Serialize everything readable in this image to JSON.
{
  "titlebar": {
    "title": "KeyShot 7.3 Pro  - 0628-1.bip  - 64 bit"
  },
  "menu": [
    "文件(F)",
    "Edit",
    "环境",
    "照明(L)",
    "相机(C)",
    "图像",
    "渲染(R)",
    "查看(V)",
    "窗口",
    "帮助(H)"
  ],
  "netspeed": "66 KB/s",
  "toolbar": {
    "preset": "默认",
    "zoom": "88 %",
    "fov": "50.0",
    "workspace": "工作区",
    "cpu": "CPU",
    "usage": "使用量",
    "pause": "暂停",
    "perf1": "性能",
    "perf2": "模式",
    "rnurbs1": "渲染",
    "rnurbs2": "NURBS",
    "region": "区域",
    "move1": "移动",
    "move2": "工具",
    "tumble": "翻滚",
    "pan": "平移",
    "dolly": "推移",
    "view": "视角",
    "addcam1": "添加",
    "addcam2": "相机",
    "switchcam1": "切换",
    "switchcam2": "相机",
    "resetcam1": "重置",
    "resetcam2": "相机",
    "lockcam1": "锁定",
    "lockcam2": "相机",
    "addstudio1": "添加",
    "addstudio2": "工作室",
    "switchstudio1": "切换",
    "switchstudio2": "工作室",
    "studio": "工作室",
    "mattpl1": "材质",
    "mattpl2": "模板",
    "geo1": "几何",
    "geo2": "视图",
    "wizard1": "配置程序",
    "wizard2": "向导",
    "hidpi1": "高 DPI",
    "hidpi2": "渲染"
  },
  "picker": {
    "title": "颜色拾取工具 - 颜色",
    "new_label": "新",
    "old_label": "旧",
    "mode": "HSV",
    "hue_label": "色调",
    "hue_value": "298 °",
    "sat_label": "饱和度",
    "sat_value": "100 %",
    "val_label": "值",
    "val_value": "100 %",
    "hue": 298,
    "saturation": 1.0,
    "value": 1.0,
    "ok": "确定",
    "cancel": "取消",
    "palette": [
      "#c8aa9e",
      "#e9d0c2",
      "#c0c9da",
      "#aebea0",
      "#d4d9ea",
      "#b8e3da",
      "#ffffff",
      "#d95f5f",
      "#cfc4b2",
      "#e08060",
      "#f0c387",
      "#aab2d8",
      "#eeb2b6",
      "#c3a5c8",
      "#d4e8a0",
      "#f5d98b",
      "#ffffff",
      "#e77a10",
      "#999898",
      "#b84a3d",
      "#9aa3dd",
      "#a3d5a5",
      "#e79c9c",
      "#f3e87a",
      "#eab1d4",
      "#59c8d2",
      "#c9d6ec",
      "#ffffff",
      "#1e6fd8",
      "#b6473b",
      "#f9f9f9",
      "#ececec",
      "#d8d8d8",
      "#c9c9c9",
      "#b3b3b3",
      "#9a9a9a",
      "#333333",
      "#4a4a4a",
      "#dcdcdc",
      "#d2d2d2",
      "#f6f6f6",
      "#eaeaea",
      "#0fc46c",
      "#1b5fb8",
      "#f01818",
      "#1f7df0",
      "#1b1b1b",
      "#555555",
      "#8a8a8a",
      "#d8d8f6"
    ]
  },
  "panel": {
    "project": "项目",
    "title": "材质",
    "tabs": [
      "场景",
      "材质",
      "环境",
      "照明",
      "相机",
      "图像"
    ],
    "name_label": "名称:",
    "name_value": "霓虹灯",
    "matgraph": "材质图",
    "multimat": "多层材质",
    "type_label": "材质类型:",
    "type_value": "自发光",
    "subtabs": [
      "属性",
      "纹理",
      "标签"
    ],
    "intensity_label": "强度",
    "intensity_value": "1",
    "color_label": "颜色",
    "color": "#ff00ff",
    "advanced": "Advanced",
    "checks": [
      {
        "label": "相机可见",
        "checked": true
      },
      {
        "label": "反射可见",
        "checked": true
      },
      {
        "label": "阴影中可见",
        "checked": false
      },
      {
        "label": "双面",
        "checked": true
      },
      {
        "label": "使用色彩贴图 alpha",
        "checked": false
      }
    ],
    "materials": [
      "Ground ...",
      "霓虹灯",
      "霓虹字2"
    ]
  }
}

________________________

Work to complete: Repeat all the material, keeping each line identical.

Answer to the exercise:
Serialize everything readable in this image to JSON.
{
  "titlebar": {
    "title": "KeyShot 7.3 Pro  - 0628-1.bip  - 64 bit"
  },
  "menu": [
    "文件(F)",
    "Edit",
    "环境",
    "照明(L)",
    "相机(C)",
    "图像",
    "渲染(R)",
    "查看(V)",
    "窗口",
    "帮助(H)"
  ],
  "netspeed": "66 KB/s",
  "toolbar": {
    "preset": "默认",
    "zoom": "88 %",
    "fov": "50.0",
    "workspace": "工作区",
    "cpu": "CPU",
    "usage": "使用量",
    "pause": "暂停",
    "perf1": "性能",
    "perf2": "模式",
    "rnurbs1": "渲染",
    "rnurbs2": "NURBS",
    "region": "区域",
    "move1": "移动",
    "move2": "工具",
    "tumble": "翻滚",
    "pan": "平移",
    "dolly": "推移",
    "view": "视角",
    "addcam1": "添加",
    "addcam2": "相机",
    "switchcam1": "切换",
    "switchcam2": "相机",
    "resetcam1": "重置",
    "resetcam2": "相机",
    "lockcam1": "锁定",
    "lockcam2": "相机",
    "addstudio1": "添加",
    "addstudio2": "工作室",
    "switchstudio1": "切换",
    "switchstudio2": "工作室",
    "studio": "工作室",
    "mattpl1": "材质",
    "mattpl2": "模板",
    "geo1": "几何",
    "geo2": "视图",
    "wizard1": "配置程序",
    "wizard2": "向导",
    "hidpi1": "高 DPI",
    "hidpi2": "渲染"
  },
  "picker": {
    "title": "颜色拾取工具 - 颜色",
    "new_label": "新",
    "old_label": "旧",
    "mode": "HSV",
    "hue_label": "色调",
    "hue_value": "298 °",
    "sat_label": "饱和度",
    "sat_value": "100 %",
    "val_label": "值",
    "val_value": "100 %",
    "hue": 298,
    "saturation": 1.0,
    "value": 1.0,
    "ok": "确定",
    "cancel": "取消",
    "palette": [
      "#c8aa9e",
      "#e9d0c2",
      "#c0c9da",
      "#aebea0",
      "#d4d9ea",
      "#b8e3da",
      "#ffffff",
      "#d95f5f",
      "#cfc4b2",
      "#e08060",
      "#f0c387",
      "#aab2d8",
      "#eeb2b6",
      "#c3a5c8",
      "#d4e8a0",
      "#f5d98b",
      "#ffffff",
      "#e77a10",
      "#999898",
      "#b84a3d",
      "#9aa3dd",
      "#a3d5a5",
      "#e79c9c",
      "#f3e87a",
      "#eab1d4",
      "#59c8d2",
      "#c9d6ec",
      "#ffffff",
      "#1e6fd8",
      "#b6473b",
      "#f9f9f9",
      "#ececec",
      "#d8d8d8",
      "#c9c9c9",
      "#b3b3b3",
      "#9a9a9a",
      "#333333",
      "#4a4a4a",
      "#dcdcdc",
      "#d2d2d2",
      "#f6f6f6",
      "#eaeaea",
      "#0fc46c",
      "#1b5fb8",
      "#f01818",
      "#1f7df0",
      "#1b1b1b",
      "#555555",
      "#8a8a8a",
      "#d8d8f6"
    ]
  },
  "panel": {
    "project": "项目",
    "title": "材质",
    "tabs": [
      "场景",
      "材质",
      "环境",
      "照明",
      "相机",
      "图像"
    ],
    "name_label": "名称:",
    "name_value": "霓虹灯",
    "matgraph": "材质图",
    "multimat": "多层材质",
    "type_label": "材质类型:",
    "type_value": "自发光",
    "subtabs": [
      "属性",
      "纹理",
      "标签"
    ],
    "intensity_label": "强度",
    "intensity_value": "1",
    "color_label": "颜色",
    "color": "#ff00ff",
    "advanced": "Advanced",
    "checks": [
      {
        "label": "相机可见",
        "checked": true
      },
      {
        "label": "反射可见",
        "checked": true
      },
      {
        "label": "阴影中可见",
        "checked": false
      },
      {
        "label": "双面",
        "checked": true
      },
      {
        "label": "使用色彩贴图 alpha",
        "checked": false
      }
    ],
    "materials": [
      "Ground ...",
      "霓虹灯",
      "霓虹字2"
    ]
  }
}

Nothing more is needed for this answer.